(Records excerpted from a collection)

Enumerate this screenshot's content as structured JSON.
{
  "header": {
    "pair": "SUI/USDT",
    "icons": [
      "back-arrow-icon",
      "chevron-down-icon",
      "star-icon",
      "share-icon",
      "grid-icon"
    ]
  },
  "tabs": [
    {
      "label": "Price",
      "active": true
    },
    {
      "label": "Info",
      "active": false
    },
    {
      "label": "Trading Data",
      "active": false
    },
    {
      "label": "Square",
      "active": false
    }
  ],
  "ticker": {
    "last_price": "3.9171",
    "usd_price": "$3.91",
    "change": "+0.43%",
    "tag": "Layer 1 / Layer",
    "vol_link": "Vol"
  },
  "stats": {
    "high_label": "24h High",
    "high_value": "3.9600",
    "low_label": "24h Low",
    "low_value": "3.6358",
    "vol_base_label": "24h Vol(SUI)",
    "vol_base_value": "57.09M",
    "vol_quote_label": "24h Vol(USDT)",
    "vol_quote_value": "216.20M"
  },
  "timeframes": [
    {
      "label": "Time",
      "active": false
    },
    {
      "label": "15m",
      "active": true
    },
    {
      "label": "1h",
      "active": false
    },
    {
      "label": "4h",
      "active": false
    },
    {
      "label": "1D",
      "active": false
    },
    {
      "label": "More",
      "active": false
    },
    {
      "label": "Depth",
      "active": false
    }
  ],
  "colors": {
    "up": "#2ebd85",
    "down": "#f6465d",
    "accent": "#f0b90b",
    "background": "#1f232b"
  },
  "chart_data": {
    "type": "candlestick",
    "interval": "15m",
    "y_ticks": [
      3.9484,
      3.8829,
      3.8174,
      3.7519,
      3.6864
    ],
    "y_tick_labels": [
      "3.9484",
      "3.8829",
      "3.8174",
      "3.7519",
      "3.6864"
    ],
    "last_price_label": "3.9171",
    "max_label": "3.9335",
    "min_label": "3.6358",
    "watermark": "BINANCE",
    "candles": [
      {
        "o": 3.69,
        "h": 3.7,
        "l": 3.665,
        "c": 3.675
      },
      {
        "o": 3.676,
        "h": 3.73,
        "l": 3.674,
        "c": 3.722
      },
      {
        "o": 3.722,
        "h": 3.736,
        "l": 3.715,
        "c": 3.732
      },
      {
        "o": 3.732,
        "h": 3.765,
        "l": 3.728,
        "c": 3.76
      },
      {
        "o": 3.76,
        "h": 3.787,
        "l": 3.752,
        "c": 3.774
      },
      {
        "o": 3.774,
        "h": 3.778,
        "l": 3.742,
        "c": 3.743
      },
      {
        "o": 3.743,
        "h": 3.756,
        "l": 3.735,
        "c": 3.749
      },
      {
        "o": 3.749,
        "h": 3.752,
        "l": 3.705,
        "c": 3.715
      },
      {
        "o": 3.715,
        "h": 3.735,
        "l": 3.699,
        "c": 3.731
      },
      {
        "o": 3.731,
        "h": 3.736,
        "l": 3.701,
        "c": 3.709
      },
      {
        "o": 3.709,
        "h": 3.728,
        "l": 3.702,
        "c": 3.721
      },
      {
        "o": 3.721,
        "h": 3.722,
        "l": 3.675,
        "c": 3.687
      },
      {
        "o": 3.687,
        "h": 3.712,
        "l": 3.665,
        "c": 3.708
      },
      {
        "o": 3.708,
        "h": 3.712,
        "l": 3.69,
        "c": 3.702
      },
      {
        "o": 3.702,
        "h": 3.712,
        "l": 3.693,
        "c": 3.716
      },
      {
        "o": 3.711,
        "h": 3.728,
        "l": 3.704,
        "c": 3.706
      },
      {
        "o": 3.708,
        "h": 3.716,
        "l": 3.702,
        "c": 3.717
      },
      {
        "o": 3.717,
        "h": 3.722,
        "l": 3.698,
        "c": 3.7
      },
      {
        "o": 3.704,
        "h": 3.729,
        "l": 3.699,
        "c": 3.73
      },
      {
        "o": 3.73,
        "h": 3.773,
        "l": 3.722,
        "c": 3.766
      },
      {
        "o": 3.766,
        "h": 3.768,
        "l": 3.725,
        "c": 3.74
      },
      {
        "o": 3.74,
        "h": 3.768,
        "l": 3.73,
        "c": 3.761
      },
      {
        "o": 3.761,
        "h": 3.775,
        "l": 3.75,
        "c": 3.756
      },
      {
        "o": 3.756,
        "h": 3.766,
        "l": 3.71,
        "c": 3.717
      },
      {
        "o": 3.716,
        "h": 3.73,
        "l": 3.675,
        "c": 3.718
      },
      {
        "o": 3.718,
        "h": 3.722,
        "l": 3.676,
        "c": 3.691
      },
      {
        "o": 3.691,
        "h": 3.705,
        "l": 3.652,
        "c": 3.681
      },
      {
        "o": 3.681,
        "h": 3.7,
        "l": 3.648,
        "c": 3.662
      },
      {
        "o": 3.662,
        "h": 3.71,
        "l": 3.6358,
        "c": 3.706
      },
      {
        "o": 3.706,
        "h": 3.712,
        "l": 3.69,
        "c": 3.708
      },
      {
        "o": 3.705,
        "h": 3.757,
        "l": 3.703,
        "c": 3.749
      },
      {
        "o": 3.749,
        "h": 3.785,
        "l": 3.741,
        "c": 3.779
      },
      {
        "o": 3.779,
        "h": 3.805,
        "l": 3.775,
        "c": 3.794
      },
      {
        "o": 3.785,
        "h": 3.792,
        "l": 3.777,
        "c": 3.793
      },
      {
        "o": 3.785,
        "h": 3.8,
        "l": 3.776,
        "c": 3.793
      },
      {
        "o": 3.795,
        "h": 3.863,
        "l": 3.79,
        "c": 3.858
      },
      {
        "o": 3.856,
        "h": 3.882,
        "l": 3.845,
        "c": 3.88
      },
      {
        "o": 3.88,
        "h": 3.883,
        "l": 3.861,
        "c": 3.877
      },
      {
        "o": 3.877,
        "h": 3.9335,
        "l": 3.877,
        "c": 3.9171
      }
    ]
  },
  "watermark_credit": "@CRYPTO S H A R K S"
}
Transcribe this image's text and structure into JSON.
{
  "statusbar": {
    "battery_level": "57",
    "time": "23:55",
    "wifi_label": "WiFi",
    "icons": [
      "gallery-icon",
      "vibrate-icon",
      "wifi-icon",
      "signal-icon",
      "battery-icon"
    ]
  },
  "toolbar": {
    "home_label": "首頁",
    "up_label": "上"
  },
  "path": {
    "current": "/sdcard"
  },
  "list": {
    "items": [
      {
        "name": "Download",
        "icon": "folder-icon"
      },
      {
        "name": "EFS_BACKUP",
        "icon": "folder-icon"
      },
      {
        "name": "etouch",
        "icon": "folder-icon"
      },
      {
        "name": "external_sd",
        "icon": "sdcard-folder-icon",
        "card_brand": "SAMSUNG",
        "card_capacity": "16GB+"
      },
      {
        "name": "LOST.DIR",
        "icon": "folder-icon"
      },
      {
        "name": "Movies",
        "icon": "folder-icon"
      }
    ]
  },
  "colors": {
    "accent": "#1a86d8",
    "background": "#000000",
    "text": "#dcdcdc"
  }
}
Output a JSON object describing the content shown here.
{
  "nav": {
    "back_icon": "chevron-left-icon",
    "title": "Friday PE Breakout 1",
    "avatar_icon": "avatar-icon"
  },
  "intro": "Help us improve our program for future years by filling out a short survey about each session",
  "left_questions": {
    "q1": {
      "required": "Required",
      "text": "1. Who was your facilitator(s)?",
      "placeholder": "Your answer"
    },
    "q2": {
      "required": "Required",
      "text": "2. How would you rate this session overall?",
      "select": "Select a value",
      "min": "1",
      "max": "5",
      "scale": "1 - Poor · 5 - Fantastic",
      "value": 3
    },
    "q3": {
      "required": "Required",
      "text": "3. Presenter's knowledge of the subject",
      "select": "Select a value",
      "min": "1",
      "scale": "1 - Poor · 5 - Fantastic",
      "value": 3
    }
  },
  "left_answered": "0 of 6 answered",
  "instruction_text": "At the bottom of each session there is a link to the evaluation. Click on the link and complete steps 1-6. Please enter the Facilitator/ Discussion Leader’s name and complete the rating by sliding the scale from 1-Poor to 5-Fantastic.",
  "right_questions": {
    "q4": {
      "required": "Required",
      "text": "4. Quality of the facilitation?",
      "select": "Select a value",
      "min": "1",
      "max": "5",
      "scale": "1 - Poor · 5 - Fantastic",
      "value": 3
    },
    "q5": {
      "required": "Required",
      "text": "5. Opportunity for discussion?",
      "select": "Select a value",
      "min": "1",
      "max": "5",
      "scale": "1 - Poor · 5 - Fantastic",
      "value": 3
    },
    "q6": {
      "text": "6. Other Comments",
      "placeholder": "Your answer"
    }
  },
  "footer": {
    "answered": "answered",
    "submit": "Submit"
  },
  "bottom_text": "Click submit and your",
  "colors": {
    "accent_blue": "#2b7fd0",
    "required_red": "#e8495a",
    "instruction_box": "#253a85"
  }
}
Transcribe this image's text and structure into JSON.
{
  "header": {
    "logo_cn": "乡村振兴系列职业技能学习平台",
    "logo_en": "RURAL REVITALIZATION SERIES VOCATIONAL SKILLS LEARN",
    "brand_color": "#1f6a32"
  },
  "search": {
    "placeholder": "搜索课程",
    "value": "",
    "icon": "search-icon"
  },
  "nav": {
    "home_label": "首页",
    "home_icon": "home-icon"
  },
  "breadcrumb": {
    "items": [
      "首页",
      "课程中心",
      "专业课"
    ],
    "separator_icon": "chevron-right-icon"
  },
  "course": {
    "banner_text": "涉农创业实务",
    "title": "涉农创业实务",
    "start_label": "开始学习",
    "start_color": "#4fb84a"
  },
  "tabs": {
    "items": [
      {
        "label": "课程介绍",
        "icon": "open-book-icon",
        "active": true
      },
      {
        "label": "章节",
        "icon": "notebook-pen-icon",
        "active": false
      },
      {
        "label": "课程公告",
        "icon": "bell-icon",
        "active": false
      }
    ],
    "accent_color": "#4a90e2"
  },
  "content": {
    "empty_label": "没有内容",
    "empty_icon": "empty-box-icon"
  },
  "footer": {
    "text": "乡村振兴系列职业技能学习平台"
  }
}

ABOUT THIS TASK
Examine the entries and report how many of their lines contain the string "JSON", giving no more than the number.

SOLUTION
4